There came the nausea again.
Getting the content drafted
We knew from the outset that one thing would be clear: change management would be crucial in the rollout of the new website. We needed content creators to be and feel empowered, while also maintaining control of the voice, tone, and overall experience of content.
This is where workflows saved the day. We had been tasked with developing web content governance recommendations for the Peace Corps from the beginning; having custom workflows available in GatherContent allowed us to set our recommendations in motion before the website was set up.
The workflow steps were:
- Structure in progress
- Ready to start!
- Initial draft
- Ready for office review and approval
- Ready for COMMS review
- Ready to be published
Time for more spreadsheets. For the primary Peace Corps website, we created a form that allowed for two names to be matched to each page, according to the sitemap: one content author, and one content reviewer. That’s it. After collecting those names, we added them to GatherContent with custom permissions. Content authors were able to see only pages assigned to them. Content reviewers could add comments to the page, but could not make direct edits. The communications team—our Peace Corps power team of 2—were final owners of all the content. They were tasked to decide when content was done.
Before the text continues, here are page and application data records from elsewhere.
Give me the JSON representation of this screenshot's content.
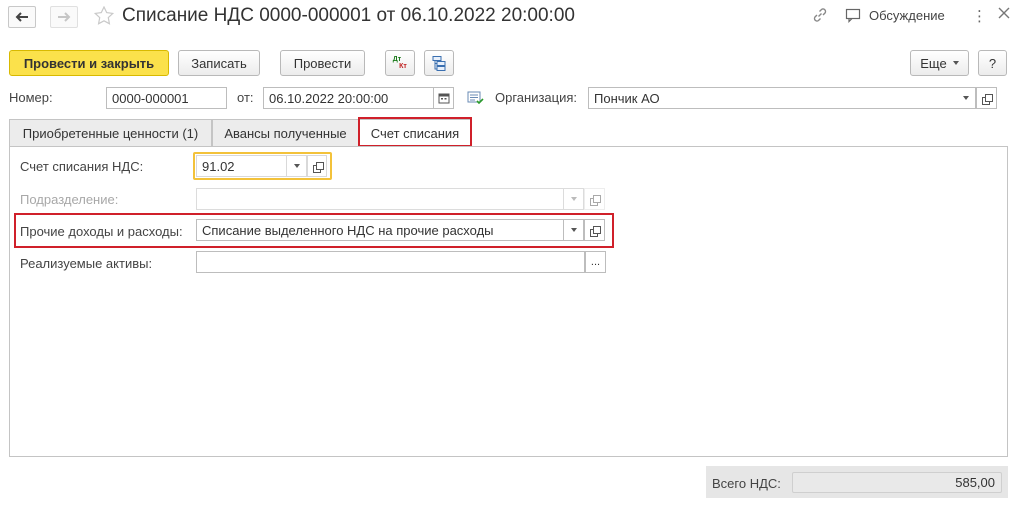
{
  "window": {
    "title": "Списание НДС 0000-000001 от 06.10.2022 20:00:00",
    "discussion_label": "Обсуждение"
  },
  "toolbar": {
    "post_close_label": "Провести и закрыть",
    "save_label": "Записать",
    "post_label": "Провести",
    "dt_label": "Дт",
    "kt_label": "Кт",
    "more_label": "Еще",
    "help_label": "?"
  },
  "header": {
    "number_label": "Номер:",
    "number_value": "0000-000001",
    "date_label": "от:",
    "date_value": "06.10.2022 20:00:00",
    "org_label": "Организация:",
    "org_value": "Пончик АО"
  },
  "tabs": [
    {
      "label": "Приобретенные ценности (1)"
    },
    {
      "label": "Авансы полученные"
    },
    {
      "label": "Счет списания"
    }
  ],
  "writeoff": {
    "account_label": "Счет списания НДС:",
    "account_value": "91.02",
    "division_label": "Подразделение:",
    "division_value": "",
    "other_label": "Прочие доходы и расходы:",
    "other_value": "Списание выделенного НДС на прочие расходы",
    "assets_label": "Реализуемые активы:",
    "assets_value": "",
    "assets_button": "..."
  },
  "totals": {
    "vat_label": "Всего НДС:",
    "vat_value": "585,00"
  },
  "colors": {
    "accent_yellow": "#fbe14b",
    "highlight_red": "#d0202a",
    "focus_yellow": "#f3c23a"
  }
}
For the country websites, we created a similar spreadsheet, matching one content author and one reviewer for each country. Once added to the project, the pair would be added only to their country’s subpages.
The final outcome of this was nearly 150 unique content creators and reviewers, each with a unique login to the projects in GatherContent. Upon login, they would only see pages they could edit. And with the workflows we set in place, we now had an actionable, tested system at the ready for implementation to the new CMS.
After setting all these dominoes in place, the content side of the redesign was now set up and ready to roll through to launch. And roll did it ever! We were able to get all content drafted, revised, and reviewed by about a month before launch, ready to be copied into the new CMS we were implementing. This way, we were also able to conduct quality assurance testing on content alongside designs, which rarely seems to happen thanks to time and budget concerns—a problem that feels unique to agencies, but likely isn’t.
Website Redesign Takeaways
What might I recommend to other content-focused folks while embarking on a website redesign? A few things:
- Remember that when we use tools to run “automated” content inventories, there’s a really good chance that pages and other content will be missed. If short on time or resources, try taking a triangulated approach—run the automation, but look at content types (if in a CMS), and do some click-through sanity checking as well.
- Be extremely wary about giving a client the option to “keep” a page of their website, particularly if there will be an entirely new site structure, voice and tone, or brand.
- In general, be thoughtful about the goal of a content audit. They’re often done because it’s just what we’re supposed to do—we need to be sure that each audit is accomplishing a very specific goal or set of goals.
- Test out new editorial workflows early, if possible. If problems, bottlenecks, or blockers are identified early, the team can adapt and adjust.
- Always focus on empowering the content creators. If their lives are easier, the content looks better, and the site will stay healthier longer. This might look like a smoother editing experience, or even just smart communications when announcing changes to their workflows.
Ready to get real about your website's content? In this article, we'll take a look at Content Strategy; that amalgamation of strategic thinking, digital publishing, information architecture and editorial process. Readers will learn where and when to apply strategy, and how to start asking a lot of important questions.